=== Data entries ===
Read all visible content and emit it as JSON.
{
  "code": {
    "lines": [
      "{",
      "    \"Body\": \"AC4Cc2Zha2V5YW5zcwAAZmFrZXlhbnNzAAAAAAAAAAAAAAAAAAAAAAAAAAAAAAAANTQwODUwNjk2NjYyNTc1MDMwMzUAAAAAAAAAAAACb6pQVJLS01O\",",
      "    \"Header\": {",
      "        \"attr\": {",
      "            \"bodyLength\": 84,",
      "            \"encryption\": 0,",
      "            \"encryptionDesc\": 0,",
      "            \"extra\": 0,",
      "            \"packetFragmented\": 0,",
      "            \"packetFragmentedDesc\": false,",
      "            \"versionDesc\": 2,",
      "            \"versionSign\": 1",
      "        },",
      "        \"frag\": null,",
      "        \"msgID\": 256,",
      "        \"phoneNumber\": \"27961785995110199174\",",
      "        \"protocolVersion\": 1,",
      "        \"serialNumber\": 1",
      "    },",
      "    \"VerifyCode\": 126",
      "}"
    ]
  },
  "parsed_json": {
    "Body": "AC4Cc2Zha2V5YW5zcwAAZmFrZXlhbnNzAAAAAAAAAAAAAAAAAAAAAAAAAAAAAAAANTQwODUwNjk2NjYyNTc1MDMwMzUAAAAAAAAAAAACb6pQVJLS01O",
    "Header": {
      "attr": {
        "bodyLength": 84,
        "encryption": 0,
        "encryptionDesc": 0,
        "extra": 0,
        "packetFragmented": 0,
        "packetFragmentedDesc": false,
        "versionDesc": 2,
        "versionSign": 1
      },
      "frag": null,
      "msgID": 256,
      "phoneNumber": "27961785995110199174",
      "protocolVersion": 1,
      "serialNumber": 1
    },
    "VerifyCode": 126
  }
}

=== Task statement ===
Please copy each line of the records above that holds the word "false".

=== Output of the task ===
      "            \"packetFragmentedDesc\": false,",
        "packetFragmentedDesc": false,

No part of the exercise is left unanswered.